::: Data section :::
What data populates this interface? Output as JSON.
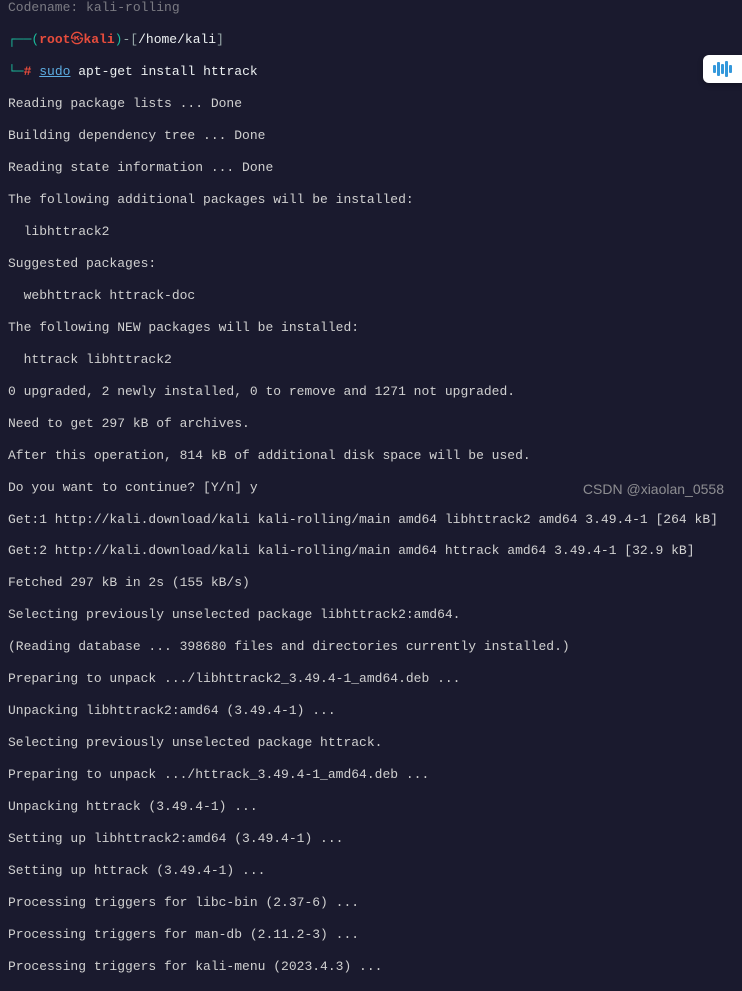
{
  "top_partial": "Codename:       kali-rolling",
  "prompt": {
    "open_paren": "┌──(",
    "user": "root",
    "at": "㉿",
    "host": "kali",
    "close_paren": ")",
    "dash_open": "-[",
    "path": "/home/kali",
    "close_bracket": "]",
    "line2_prefix": "└─",
    "hash": "#",
    "sudo": "sudo",
    "cmd_rest": " apt-get install httrack"
  },
  "output": [
    "Reading package lists ... Done",
    "Building dependency tree ... Done",
    "Reading state information ... Done",
    "The following additional packages will be installed:",
    "  libhttrack2",
    "Suggested packages:",
    "  webhttrack httrack-doc",
    "The following NEW packages will be installed:",
    "  httrack libhttrack2",
    "0 upgraded, 2 newly installed, 0 to remove and 1271 not upgraded.",
    "Need to get 297 kB of archives.",
    "After this operation, 814 kB of additional disk space will be used.",
    "Do you want to continue? [Y/n] y",
    "Get:1 http://kali.download/kali kali-rolling/main amd64 libhttrack2 amd64 3.49.4-1 [264 kB]",
    "Get:2 http://kali.download/kali kali-rolling/main amd64 httrack amd64 3.49.4-1 [32.9 kB]",
    "Fetched 297 kB in 2s (155 kB/s)",
    "Selecting previously unselected package libhttrack2:amd64.",
    "(Reading database ... 398680 files and directories currently installed.)",
    "Preparing to unpack .../libhttrack2_3.49.4-1_amd64.deb ...",
    "Unpacking libhttrack2:amd64 (3.49.4-1) ...",
    "Selecting previously unselected package httrack.",
    "Preparing to unpack .../httrack_3.49.4-1_amd64.deb ...",
    "Unpacking httrack (3.49.4-1) ...",
    "Setting up libhttrack2:amd64 (3.49.4-1) ...",
    "Setting up httrack (3.49.4-1) ...",
    "Processing triggers for libc-bin (2.37-6) ...",
    "Processing triggers for man-db (2.11.2-3) ...",
    "Processing triggers for kali-menu (2023.4.3) ..."
  ],
  "watermark": "CSDN @xiaolan_0558"
}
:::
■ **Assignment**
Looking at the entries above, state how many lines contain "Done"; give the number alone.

■ **Output of the exercise**
3